Early morning at Blue stone bay in Tasmania's Freycinet National Park on the East coast.
Accessible only by 4 wheel drive, we had arrived in the dark and stumbled our way down to the water to set up for dawn
The beautiful rounded boulders are a perfect counter to the rugged coastline and incoming tide. I remember that it was cold that morning and the rocks were slippery . My brother David was with me so I sent him out onto the rocks to add a human element to the picture
Who doesn't like to travel? the chance to visit different places, immerse yourself in the customs, culture and food of different countries and to interact from people who live different lives to the one we do here in Tasmania.
Looking at the world through a camera, making images that try to explain not just what I am seeing, but how I felt and interacted with the situation has been a life times work, and travel has helped me hone my skills. When you are in a new place, everything is new and exciting, and it seems that everywhere you look, there is yet another amazing photo opportunity. I see this as good practice for when you are home, in more familiar surroundings. It's harder to get excited about something that you see every day, but you must remember that there are people who have come to your hometown as part of their holiday, and are seeing it for the first time, and they are certainly finding exciting, interesting things to photograph.
came across this burnt out bit of bush just outside of town and had to stop and take some pictures. the fire had stripped away all the details, and given the scene an almost monotone look that was strangely beautiful
Photography Tips -Neutral Density Filters
We all love those magic hours just around sunrise and sunset. Thats when the light is at its most amazing and everything looks great. But what about when the light isn't fantastic? In the middle of the day, you can do other stuff, or have a nap, but if like me, you want to keep taking pictures than a neutural density filter may be just the thing. The basic job of a ND filters is to cut down the amount of light reaching your sensor without affecting the colour, and they come in various densities. The one I use the most is a 400x filter which cuts around 10 stops of light and allows you to use very low shutterspeeds.
less light entering your lens means that you need a longer shutter speed and so as a consequence, you can make images like this, the water moves during the exposure to give that soft dreamlike quality

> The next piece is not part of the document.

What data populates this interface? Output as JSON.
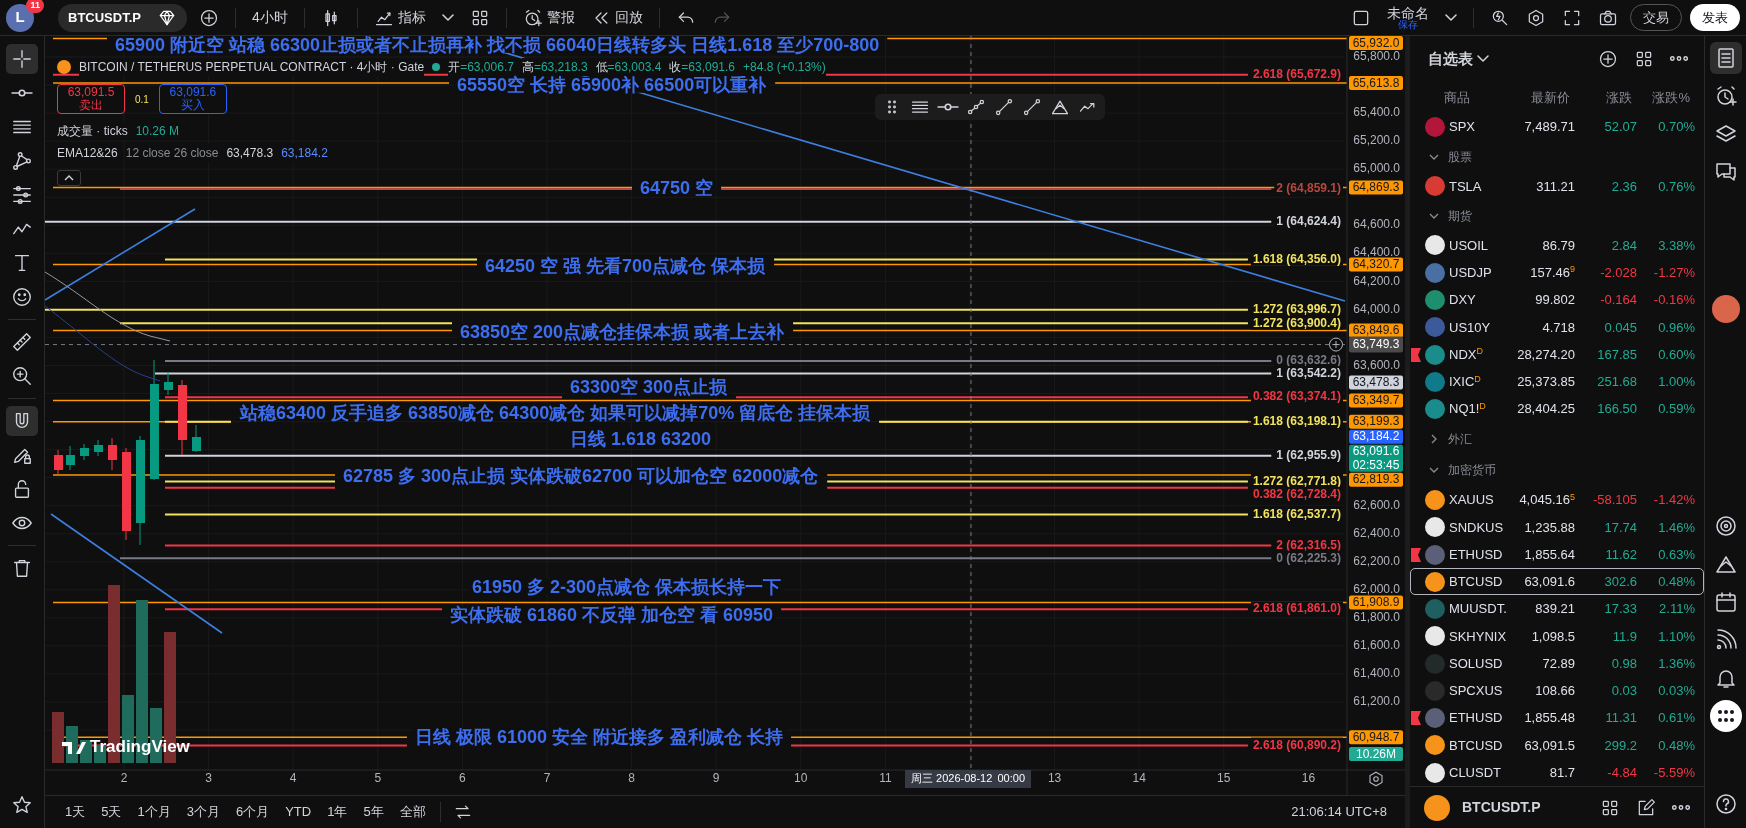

Of course you will need a sturdy tripod so that the rest of the image remains sharp, and it also helps to make sure that there is no extraneous light entering through the eye piece